- [What to work on] Output every entry exactly, without any pictures.

(App and web page records)
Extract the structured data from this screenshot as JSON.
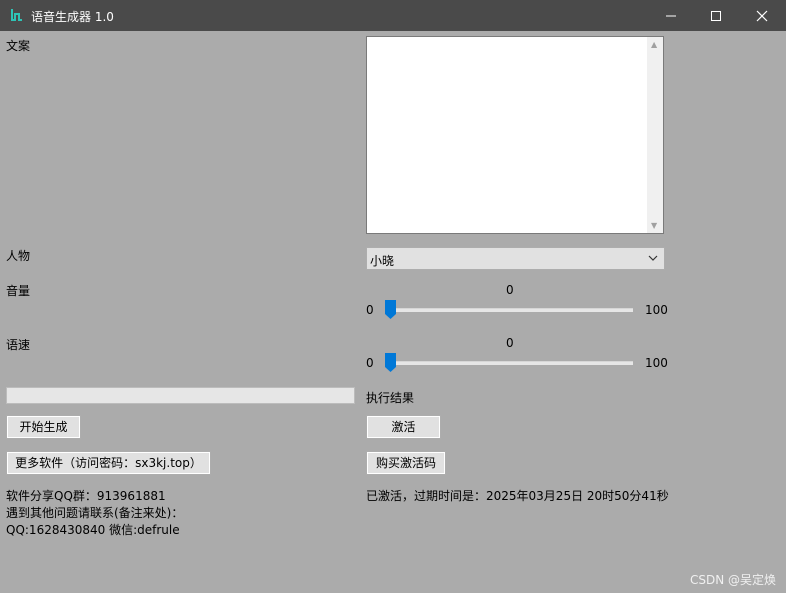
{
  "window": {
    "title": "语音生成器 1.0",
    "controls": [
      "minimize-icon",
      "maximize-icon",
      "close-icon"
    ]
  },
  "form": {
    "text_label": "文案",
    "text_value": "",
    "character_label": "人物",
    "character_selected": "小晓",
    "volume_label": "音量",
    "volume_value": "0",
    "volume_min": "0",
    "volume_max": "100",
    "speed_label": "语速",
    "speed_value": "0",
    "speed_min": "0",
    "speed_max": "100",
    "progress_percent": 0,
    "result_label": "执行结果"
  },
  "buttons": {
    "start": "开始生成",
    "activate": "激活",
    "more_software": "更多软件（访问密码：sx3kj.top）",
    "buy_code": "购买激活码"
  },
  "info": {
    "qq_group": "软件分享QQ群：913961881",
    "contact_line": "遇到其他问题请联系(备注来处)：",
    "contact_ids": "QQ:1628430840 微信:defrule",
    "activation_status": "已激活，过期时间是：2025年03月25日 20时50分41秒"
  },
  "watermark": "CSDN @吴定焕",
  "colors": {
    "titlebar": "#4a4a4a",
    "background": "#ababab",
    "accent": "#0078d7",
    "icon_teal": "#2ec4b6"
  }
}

- [Answer below]
Extract the structured data from this screenshot as JSON.
{
  "window": {
    "title": "语音生成器 1.0",
    "controls": [
      "minimize-icon",
      "maximize-icon",
      "close-icon"
    ]
  },
  "form": {
    "text_label": "文案",
    "text_value": "",
    "character_label": "人物",
    "character_selected": "小晓",
    "volume_label": "音量",
    "volume_value": "0",
    "volume_min": "0",
    "volume_max": "100",
    "speed_label": "语速",
    "speed_value": "0",
    "speed_min": "0",
    "speed_max": "100",
    "progress_percent": 0,
    "result_label": "执行结果"
  },
  "buttons": {
    "start": "开始生成",
    "activate": "激活",
    "more_software": "更多软件（访问密码：sx3kj.top）",
    "buy_code": "购买激活码"
  },
  "info": {
    "qq_group": "软件分享QQ群：913961881",
    "contact_line": "遇到其他问题请联系(备注来处)：",
    "contact_ids": "QQ:1628430840 微信:defrule",
    "activation_status": "已激活，过期时间是：2025年03月25日 20时50分41秒"
  },
  "watermark": "CSDN @吴定焕",
  "colors": {
    "titlebar": "#4a4a4a",
    "background": "#ababab",
    "accent": "#0078d7",
    "icon_teal": "#2ec4b6"
  }
}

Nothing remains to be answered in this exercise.